- In the Ace Attorney games, this happens a few times. For instance, in the fourth case of the second game, a character has been murdered and is found with your defendant's knife in his chest while one of the bloodied buttons on his costume was found in your defendant's pants. This is considered too incriminating and casts suspicion upon another character with a motive to frame your defendant. As it turns out, she did plant that evidence to frame him, but the defendant actually ''is'' guilty.
- It would be quicker to list the Ace Attorney cases which don't have mountains of evidence incriminating your client.
- Danganronpa's framejobs almost always turn out like this.
- Danganronpa: The 3rd case in the first game looks so damning that one character starts calling it a setup before the trial has begun. A whole story is spun where the frame target wears a ridiculous and out-of-character cardboard costume, attacks people with progressively lethal weapons, runs into a dead end and vanishes, and swiftly relocates a corpse when it is left alone for only a minute. And this is all while completely escaping detection from the entire cast, only to wind up trapped inside a locker later on.
- Super Danganronpa 2: The second case in the second game, meanwhile, ends up making the patsy an impossibility as far as suspects go because of all the inconsistencies in her characterization with the evidence left behind. The blood soaked corpse was moved to block a door (forcing the scapegoat to leave behind footprints through sand), and yet the scapegoat didn't have any blood on their clothing or body. Also, the culprit tried to leave behind the scapegoat's Trademark Favorite Food at the scene of the crime, but they got the details wrong and chose a variant that the scapegoat doesn't eat.
- This trope is name-dropped repeatedly on various CinemaSins reviews, although in the context of the video it is used to describe the film-makers' ham-fisted attempts at driving the audience into assuming a specific mindset, e.g. using an over-abundance of typically boyish toys and/or furnishings to establish that a room belongs to a boy.
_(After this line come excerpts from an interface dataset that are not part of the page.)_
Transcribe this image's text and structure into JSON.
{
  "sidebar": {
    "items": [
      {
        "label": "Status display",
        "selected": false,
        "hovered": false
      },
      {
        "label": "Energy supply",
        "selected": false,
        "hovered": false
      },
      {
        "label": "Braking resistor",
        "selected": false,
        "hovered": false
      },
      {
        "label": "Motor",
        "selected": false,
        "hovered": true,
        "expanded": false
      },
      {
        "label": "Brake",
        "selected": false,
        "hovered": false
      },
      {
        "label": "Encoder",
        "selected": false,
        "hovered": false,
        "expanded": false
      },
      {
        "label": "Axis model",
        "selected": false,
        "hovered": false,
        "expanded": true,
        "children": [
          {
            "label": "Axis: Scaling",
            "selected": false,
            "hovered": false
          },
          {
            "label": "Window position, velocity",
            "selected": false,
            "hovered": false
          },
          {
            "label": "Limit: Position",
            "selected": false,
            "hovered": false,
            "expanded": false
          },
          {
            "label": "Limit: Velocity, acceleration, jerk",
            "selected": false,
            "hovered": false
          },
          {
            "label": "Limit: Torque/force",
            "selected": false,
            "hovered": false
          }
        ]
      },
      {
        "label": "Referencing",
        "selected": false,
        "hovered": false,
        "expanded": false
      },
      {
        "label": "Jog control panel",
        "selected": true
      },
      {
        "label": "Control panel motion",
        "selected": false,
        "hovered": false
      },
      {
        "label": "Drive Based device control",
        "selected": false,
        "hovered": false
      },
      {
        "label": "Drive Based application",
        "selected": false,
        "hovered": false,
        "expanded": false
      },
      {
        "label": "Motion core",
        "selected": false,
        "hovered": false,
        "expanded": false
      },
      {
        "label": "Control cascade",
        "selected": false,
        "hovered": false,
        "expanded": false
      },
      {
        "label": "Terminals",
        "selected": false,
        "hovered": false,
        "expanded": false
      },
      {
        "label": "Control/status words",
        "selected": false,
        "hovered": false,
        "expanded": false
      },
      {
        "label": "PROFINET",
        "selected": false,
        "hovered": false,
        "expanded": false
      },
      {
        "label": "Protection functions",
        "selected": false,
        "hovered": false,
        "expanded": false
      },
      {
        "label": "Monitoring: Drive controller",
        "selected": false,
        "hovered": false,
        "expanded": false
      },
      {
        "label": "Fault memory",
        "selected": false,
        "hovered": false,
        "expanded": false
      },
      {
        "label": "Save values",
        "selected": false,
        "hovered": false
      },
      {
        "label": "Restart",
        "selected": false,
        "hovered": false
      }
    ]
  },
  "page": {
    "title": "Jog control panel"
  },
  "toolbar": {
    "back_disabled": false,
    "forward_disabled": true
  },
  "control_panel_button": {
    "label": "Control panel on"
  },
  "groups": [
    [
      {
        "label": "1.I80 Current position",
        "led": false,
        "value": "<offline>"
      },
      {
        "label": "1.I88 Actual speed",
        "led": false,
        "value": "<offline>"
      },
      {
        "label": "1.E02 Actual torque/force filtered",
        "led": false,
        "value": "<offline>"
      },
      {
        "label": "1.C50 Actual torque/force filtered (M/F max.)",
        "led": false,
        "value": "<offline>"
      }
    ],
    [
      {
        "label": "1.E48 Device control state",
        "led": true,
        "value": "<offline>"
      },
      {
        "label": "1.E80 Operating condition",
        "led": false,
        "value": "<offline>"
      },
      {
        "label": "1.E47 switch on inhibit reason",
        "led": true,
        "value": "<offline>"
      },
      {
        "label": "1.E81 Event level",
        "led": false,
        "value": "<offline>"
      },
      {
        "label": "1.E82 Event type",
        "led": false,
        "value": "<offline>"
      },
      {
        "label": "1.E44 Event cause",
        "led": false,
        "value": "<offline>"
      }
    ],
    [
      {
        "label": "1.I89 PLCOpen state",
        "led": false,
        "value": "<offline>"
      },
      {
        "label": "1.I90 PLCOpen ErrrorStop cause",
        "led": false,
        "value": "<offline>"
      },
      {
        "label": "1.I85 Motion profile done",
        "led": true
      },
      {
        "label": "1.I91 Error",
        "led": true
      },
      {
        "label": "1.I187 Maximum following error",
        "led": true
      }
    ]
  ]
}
As with other uses of the trope, the film-makers plant too much evidence, making the set-up less convincing.
- In the The Legend of Korra episode "The Terror Within", Aiwei sets this up on a random guard when investigating how the villains infiltrated the ironclad-security city of Zaofu and almost succeeded in abducting Korra. It sets off Mako's suspicion first, since it's his job as a police detective back at Republic City. The rest of the team becomes suspicious after Varrick tells them that a setup is what he would do.
- In the My Little Pony: Friendship Is Magic episode "Rarity Investigates!", there's a lot of evidence for the Frame-Up, with the real culprit, Wind Rider, even disguising their voice to sound like Rainbow Dash. But Rarity, who doesn't believe Rainbow is guilty from the start, notices that the clump of Rainbow's mane in the envelope the forged note was in was cleanly cut, since no-pony looses a chunk of hair that big.